2, Arizona State University, Tempe, Arizona, United States
Current hazmat suits consist of continuous barrier of materials such as butyl rubber, which passively block penetration of majority of hazardous chemicals. A downside of this system is that it also prevents evaporative cooling, which is the body’s natural thermal regulation process. To address this issue, we have developed an adaptive, “selectively breathable” composite fabric of cotton coated with poly(N,N-butylphenylacrylamide). These polymeric fabrics do not respond to water vapor, which allows for perspiration and regulation of the body temperature. However, when the fabrics come in contact with a range of target chemicals, the polymer coating swells and closes the fabric pores. Here we explore different coating mechanisms both computationally using finite element model and experimentally by imaging the aerosol droplet-polymer interactions. The dynamic swelling characteristics of the polymer, based on a validated finite element model, have been utilized to characterize the fabric in terms of optimum pore size, polymer shape and cross-linking density.
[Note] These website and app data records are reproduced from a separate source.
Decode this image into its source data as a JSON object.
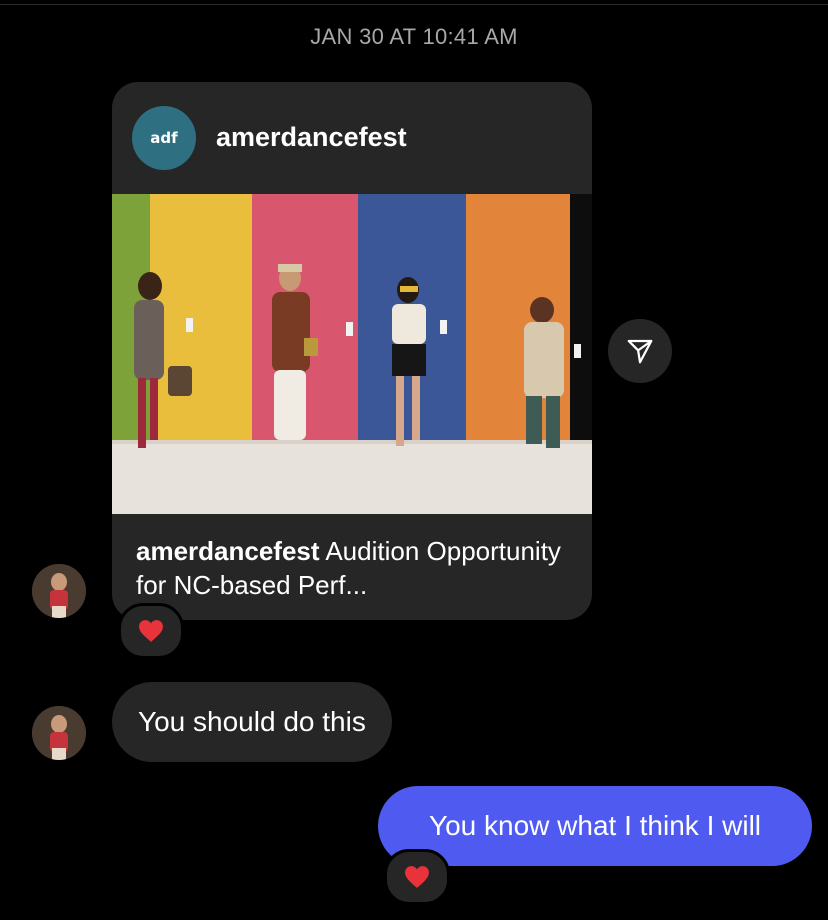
{
  "thread": {
    "timestamp": "JAN 30 AT 10:41 AM"
  },
  "shared_post": {
    "avatar_logo": "adf",
    "username": "amerdancefest",
    "caption_user": "amerdancefest",
    "caption_text": " Audition Opportunity for NC-based Perf...",
    "reaction": "❤️",
    "share_icon": "send-icon"
  },
  "messages": {
    "incoming": {
      "text": "You should do this"
    },
    "outgoing": {
      "text": "You know what I think I will",
      "reaction": "❤️"
    }
  },
  "colors": {
    "background": "#000000",
    "incoming_bubble": "#262626",
    "outgoing_bubble": "#4f5bf0",
    "timestamp": "#a8a8a8",
    "post_avatar": "#2f6f82"
  }
}
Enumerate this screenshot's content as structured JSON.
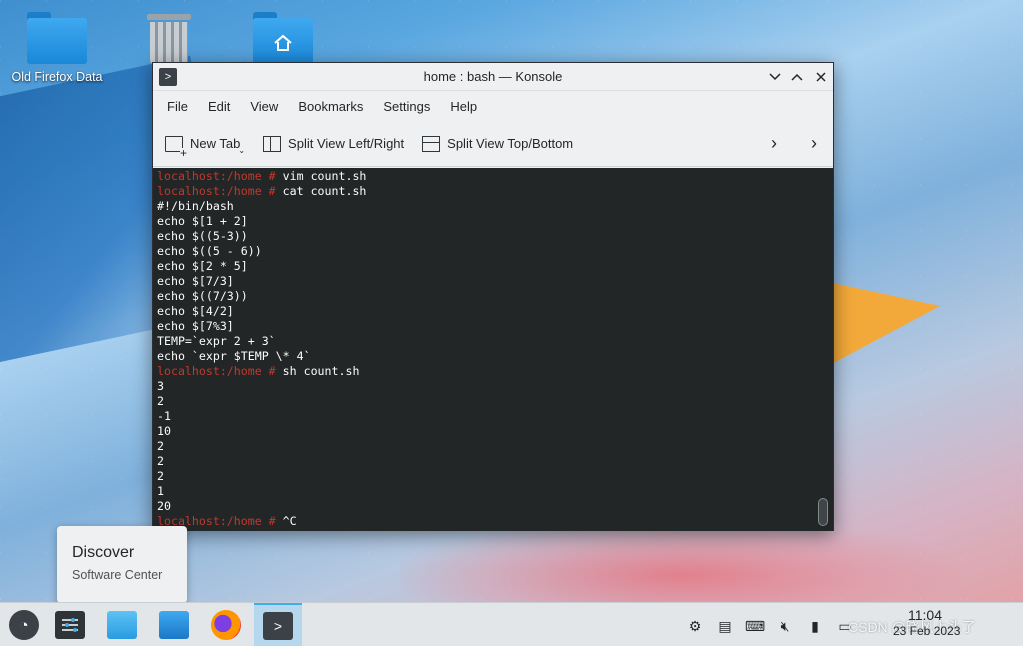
{
  "desktop": {
    "icons": [
      {
        "label": "Old Firefox Data",
        "icon": "folder-icon"
      },
      {
        "label": "",
        "icon": "trash-icon"
      },
      {
        "label": "",
        "icon": "home-folder-icon"
      }
    ]
  },
  "window": {
    "title": "home : bash — Konsole",
    "menu": [
      "File",
      "Edit",
      "View",
      "Bookmarks",
      "Settings",
      "Help"
    ],
    "toolbar": {
      "new_tab": "New Tab",
      "split_lr": "Split View Left/Right",
      "split_tb": "Split View Top/Bottom"
    },
    "terminal": {
      "prompt": "localhost:/home #",
      "lines": [
        {
          "prompt": "localhost:/home #",
          "text": " vim count.sh"
        },
        {
          "prompt": "localhost:/home #",
          "text": " cat count.sh"
        },
        {
          "prompt": "",
          "text": "#!/bin/bash"
        },
        {
          "prompt": "",
          "text": "echo $[1 + 2]"
        },
        {
          "prompt": "",
          "text": "echo $((5-3))"
        },
        {
          "prompt": "",
          "text": "echo $((5 - 6))"
        },
        {
          "prompt": "",
          "text": "echo $[2 * 5]"
        },
        {
          "prompt": "",
          "text": "echo $[7/3]"
        },
        {
          "prompt": "",
          "text": "echo $((7/3))"
        },
        {
          "prompt": "",
          "text": "echo $[4/2]"
        },
        {
          "prompt": "",
          "text": "echo $[7%3]"
        },
        {
          "prompt": "",
          "text": "TEMP=`expr 2 + 3`"
        },
        {
          "prompt": "",
          "text": "echo `expr $TEMP \\* 4`"
        },
        {
          "prompt": "localhost:/home #",
          "text": " sh count.sh"
        },
        {
          "prompt": "",
          "text": "3"
        },
        {
          "prompt": "",
          "text": "2"
        },
        {
          "prompt": "",
          "text": "-1"
        },
        {
          "prompt": "",
          "text": "10"
        },
        {
          "prompt": "",
          "text": "2"
        },
        {
          "prompt": "",
          "text": "2"
        },
        {
          "prompt": "",
          "text": "2"
        },
        {
          "prompt": "",
          "text": "1"
        },
        {
          "prompt": "",
          "text": "20"
        },
        {
          "prompt": "localhost:/home #",
          "text": " ^C"
        }
      ]
    }
  },
  "tooltip": {
    "title": "Discover",
    "subtitle": "Software Center"
  },
  "taskbar": {
    "apps": [
      "app-launcher-icon",
      "settings-icon",
      "discover-icon",
      "file-manager-icon",
      "firefox-icon",
      "konsole-icon"
    ],
    "tray": [
      "network-icon",
      "clipboard-icon",
      "keyboard-icon",
      "volume-muted-icon",
      "usb-icon",
      "printer-icon"
    ],
    "clock_time": "11:04",
    "clock_date": "23 Feb 2023",
    "watermark": "CSDN @晓风上头了"
  },
  "colors": {
    "prompt": "#c0392b",
    "terminal_bg": "#232627",
    "accent": "#3daee9"
  }
}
Our results provide estimates for optimized fabric designs and its manufacturing.